# [Material provided]
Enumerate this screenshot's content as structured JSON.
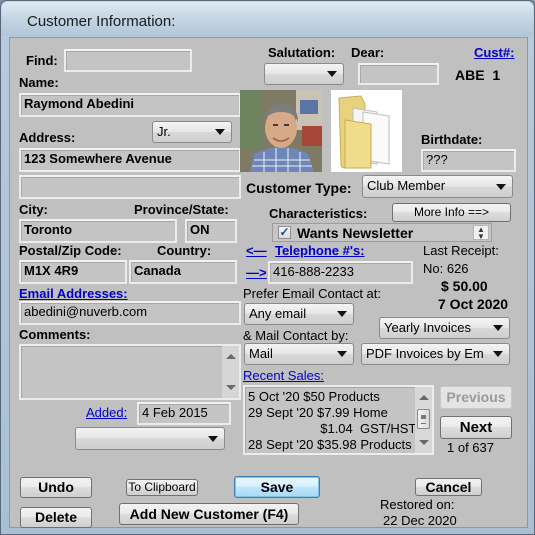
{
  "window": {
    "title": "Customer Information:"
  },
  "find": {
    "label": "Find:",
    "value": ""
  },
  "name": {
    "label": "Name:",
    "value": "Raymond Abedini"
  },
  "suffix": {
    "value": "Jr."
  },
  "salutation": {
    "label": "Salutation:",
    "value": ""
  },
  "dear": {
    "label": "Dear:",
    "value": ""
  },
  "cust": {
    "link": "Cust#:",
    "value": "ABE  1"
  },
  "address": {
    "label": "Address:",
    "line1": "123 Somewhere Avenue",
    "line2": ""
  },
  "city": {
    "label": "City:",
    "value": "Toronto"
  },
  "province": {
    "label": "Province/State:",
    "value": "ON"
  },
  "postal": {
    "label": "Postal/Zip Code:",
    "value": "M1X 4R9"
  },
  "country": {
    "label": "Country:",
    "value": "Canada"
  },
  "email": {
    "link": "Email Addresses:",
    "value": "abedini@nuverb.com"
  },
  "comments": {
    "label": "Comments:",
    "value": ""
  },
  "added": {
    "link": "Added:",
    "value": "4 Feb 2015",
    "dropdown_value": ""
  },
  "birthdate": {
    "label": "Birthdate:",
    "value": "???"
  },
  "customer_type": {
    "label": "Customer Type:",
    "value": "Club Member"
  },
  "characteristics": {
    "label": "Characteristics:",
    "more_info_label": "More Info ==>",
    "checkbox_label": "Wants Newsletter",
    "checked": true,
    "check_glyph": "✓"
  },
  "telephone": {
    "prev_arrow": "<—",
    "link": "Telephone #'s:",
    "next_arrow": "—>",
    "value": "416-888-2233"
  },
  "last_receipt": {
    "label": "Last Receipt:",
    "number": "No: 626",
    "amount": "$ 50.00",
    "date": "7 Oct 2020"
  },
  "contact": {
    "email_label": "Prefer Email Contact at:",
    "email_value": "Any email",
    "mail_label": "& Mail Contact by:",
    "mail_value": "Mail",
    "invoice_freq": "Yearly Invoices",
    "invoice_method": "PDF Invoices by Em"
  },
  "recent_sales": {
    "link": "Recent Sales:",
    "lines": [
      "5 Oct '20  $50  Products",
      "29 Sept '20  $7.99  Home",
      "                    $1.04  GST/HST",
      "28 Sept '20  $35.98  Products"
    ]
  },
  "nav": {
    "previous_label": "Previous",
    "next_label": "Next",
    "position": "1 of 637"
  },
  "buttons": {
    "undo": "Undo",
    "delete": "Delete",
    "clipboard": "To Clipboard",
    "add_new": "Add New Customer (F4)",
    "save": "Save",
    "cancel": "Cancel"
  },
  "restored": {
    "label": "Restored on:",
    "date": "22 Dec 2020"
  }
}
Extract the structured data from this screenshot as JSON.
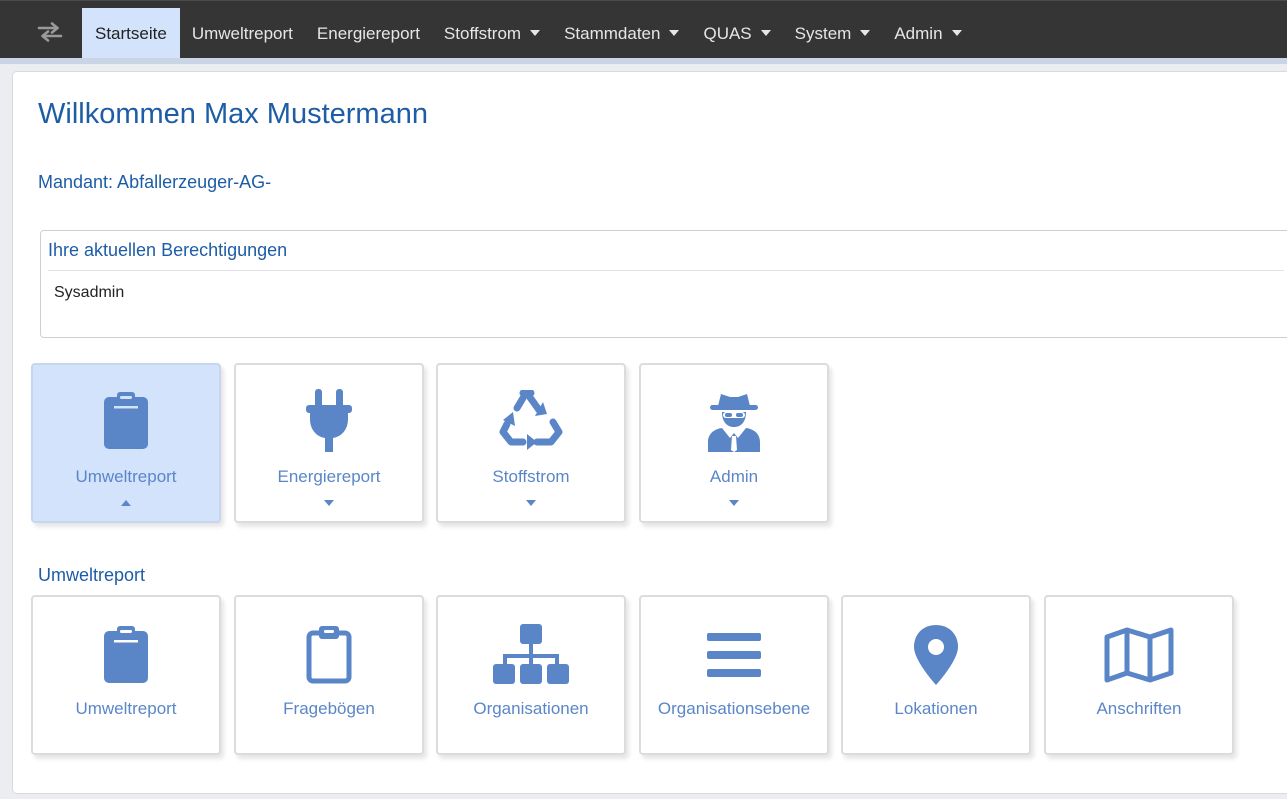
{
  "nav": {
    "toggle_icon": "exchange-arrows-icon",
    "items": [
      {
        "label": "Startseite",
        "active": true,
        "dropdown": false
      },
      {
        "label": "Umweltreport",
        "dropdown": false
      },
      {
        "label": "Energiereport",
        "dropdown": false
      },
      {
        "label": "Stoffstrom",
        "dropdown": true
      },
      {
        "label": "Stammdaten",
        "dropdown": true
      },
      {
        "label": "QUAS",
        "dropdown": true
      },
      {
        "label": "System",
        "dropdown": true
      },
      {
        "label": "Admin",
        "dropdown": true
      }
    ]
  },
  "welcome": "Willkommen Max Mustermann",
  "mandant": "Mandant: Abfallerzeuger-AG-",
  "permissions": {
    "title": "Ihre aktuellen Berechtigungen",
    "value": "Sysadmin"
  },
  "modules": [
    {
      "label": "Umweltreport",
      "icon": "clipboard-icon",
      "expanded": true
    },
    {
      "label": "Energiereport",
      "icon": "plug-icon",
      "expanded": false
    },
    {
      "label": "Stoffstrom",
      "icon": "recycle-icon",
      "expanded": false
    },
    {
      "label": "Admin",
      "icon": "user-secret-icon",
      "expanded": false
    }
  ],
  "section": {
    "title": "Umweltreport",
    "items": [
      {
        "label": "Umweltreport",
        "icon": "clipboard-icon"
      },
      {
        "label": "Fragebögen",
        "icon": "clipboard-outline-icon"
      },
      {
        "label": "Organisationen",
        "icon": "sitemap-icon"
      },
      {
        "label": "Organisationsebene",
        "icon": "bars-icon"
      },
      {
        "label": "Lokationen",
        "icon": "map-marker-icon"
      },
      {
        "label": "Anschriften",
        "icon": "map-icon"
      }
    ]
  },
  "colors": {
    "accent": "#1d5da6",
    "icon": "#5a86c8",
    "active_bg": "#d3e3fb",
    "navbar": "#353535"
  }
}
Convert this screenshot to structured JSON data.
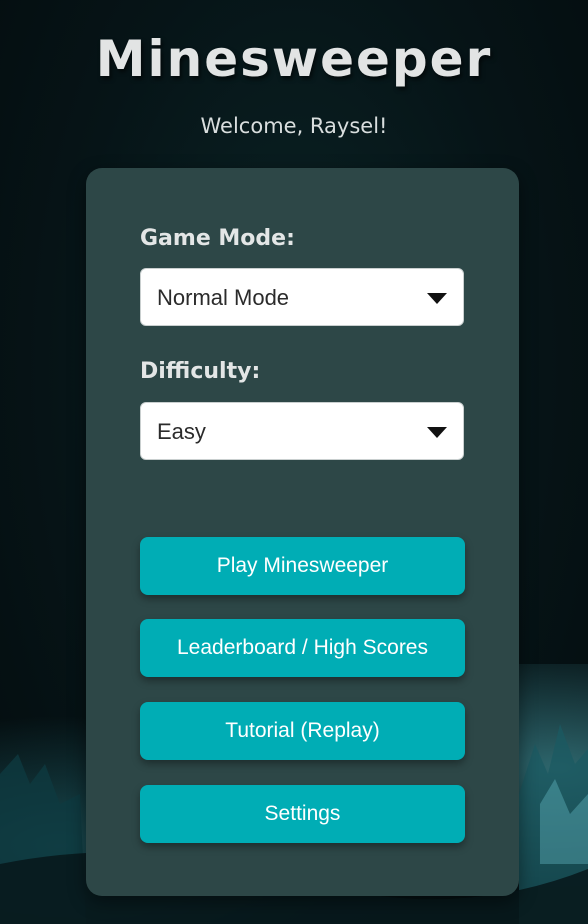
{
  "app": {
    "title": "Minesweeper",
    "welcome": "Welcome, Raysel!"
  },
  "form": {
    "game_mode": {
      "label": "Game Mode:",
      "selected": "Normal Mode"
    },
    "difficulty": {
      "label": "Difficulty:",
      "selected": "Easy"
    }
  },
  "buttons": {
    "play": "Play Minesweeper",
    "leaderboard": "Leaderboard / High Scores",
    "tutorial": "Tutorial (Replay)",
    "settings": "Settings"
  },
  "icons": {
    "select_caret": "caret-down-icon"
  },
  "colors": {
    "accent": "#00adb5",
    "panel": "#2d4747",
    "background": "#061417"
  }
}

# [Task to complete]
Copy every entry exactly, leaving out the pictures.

# [Solution below]
Enumerate this screenshot's content as structured JSON.
{
  "window": {
    "title": "Customer Information:"
  },
  "find": {
    "label": "Find:",
    "value": ""
  },
  "name": {
    "label": "Name:",
    "value": "Raymond Abedini"
  },
  "suffix": {
    "value": "Jr."
  },
  "salutation": {
    "label": "Salutation:",
    "value": ""
  },
  "dear": {
    "label": "Dear:",
    "value": ""
  },
  "cust": {
    "link": "Cust#:",
    "value": "ABE  1"
  },
  "address": {
    "label": "Address:",
    "line1": "123 Somewhere Avenue",
    "line2": ""
  },
  "city": {
    "label": "City:",
    "value": "Toronto"
  },
  "province": {
    "label": "Province/State:",
    "value": "ON"
  },
  "postal": {
    "label": "Postal/Zip Code:",
    "value": "M1X 4R9"
  },
  "country": {
    "label": "Country:",
    "value": "Canada"
  },
  "email": {
    "link": "Email Addresses:",
    "value": "abedini@nuverb.com"
  },
  "comments": {
    "label": "Comments:",
    "value": ""
  },
  "added": {
    "link": "Added:",
    "value": "4 Feb 2015",
    "dropdown_value": ""
  },
  "birthdate": {
    "label": "Birthdate:",
    "value": "???"
  },
  "customer_type": {
    "label": "Customer Type:",
    "value": "Club Member"
  },
  "characteristics": {
    "label": "Characteristics:",
    "more_info_label": "More Info ==>",
    "checkbox_label": "Wants Newsletter",
    "checked": true,
    "check_glyph": "✓"
  },
  "telephone": {
    "prev_arrow": "<—",
    "link": "Telephone #'s:",
    "next_arrow": "—>",
    "value": "416-888-2233"
  },
  "last_receipt": {
    "label": "Last Receipt:",
    "number": "No: 626",
    "amount": "$ 50.00",
    "date": "7 Oct 2020"
  },
  "contact": {
    "email_label": "Prefer Email Contact at:",
    "email_value": "Any email",
    "mail_label": "& Mail Contact by:",
    "mail_value": "Mail",
    "invoice_freq": "Yearly Invoices",
    "invoice_method": "PDF Invoices by Em"
  },
  "recent_sales": {
    "link": "Recent Sales:",
    "lines": [
      "5 Oct '20  $50  Products",
      "29 Sept '20  $7.99  Home",
      "                    $1.04  GST/HST",
      "28 Sept '20  $35.98  Products"
    ]
  },
  "nav": {
    "previous_label": "Previous",
    "next_label": "Next",
    "position": "1 of 637"
  },
  "buttons": {
    "undo": "Undo",
    "delete": "Delete",
    "clipboard": "To Clipboard",
    "add_new": "Add New Customer (F4)",
    "save": "Save",
    "cancel": "Cancel"
  },
  "restored": {
    "label": "Restored on:",
    "date": "22 Dec 2020"
  }
}
Extract the structured data from this screenshot as JSON.
{
  "nav": {
    "toggle_icon": "exchange-arrows-icon",
    "items": [
      {
        "label": "Startseite",
        "active": true,
        "dropdown": false
      },
      {
        "label": "Umweltreport",
        "dropdown": false
      },
      {
        "label": "Energiereport",
        "dropdown": false
      },
      {
        "label": "Stoffstrom",
        "dropdown": true
      },
      {
        "label": "Stammdaten",
        "dropdown": true
      },
      {
        "label": "QUAS",
        "dropdown": true
      },
      {
        "label": "System",
        "dropdown": true
      },
      {
        "label": "Admin",
        "dropdown": true
      }
    ]
  },
  "welcome": "Willkommen Max Mustermann",
  "mandant": "Mandant: Abfallerzeuger-AG-",
  "permissions": {
    "title": "Ihre aktuellen Berechtigungen",
    "value": "Sysadmin"
  },
  "modules": [
    {
      "label": "Umweltreport",
      "icon": "clipboard-icon",
      "expanded": true
    },
    {
      "label": "Energiereport",
      "icon": "plug-icon",
      "expanded": false
    },
    {
      "label": "Stoffstrom",
      "icon": "recycle-icon",
      "expanded": false
    },
    {
      "label": "Admin",
      "icon": "user-secret-icon",
      "expanded": false
    }
  ],
  "section": {
    "title": "Umweltreport",
    "items": [
      {
        "label": "Umweltreport",
        "icon": "clipboard-icon"
      },
      {
        "label": "Fragebögen",
        "icon": "clipboard-outline-icon"
      },
      {
        "label": "Organisationen",
        "icon": "sitemap-icon"
      },
      {
        "label": "Organisationsebene",
        "icon": "bars-icon"
      },
      {
        "label": "Lokationen",
        "icon": "map-marker-icon"
      },
      {
        "label": "Anschriften",
        "icon": "map-icon"
      }
    ]
  },
  "colors": {
    "accent": "#1d5da6",
    "icon": "#5a86c8",
    "active_bg": "#d3e3fb",
    "navbar": "#353535"
  }
}
Convert this screenshot to structured JSON data.
{
  "app": {
    "title": "Minesweeper",
    "welcome": "Welcome, Raysel!"
  },
  "form": {
    "game_mode": {
      "label": "Game Mode:",
      "selected": "Normal Mode"
    },
    "difficulty": {
      "label": "Difficulty:",
      "selected": "Easy"
    }
  },
  "buttons": {
    "play": "Play Minesweeper",
    "leaderboard": "Leaderboard / High Scores",
    "tutorial": "Tutorial (Replay)",
    "settings": "Settings"
  },
  "icons": {
    "select_caret": "caret-down-icon"
  },
  "colors": {
    "accent": "#00adb5",
    "panel": "#2d4747",
    "background": "#061417"
  }
}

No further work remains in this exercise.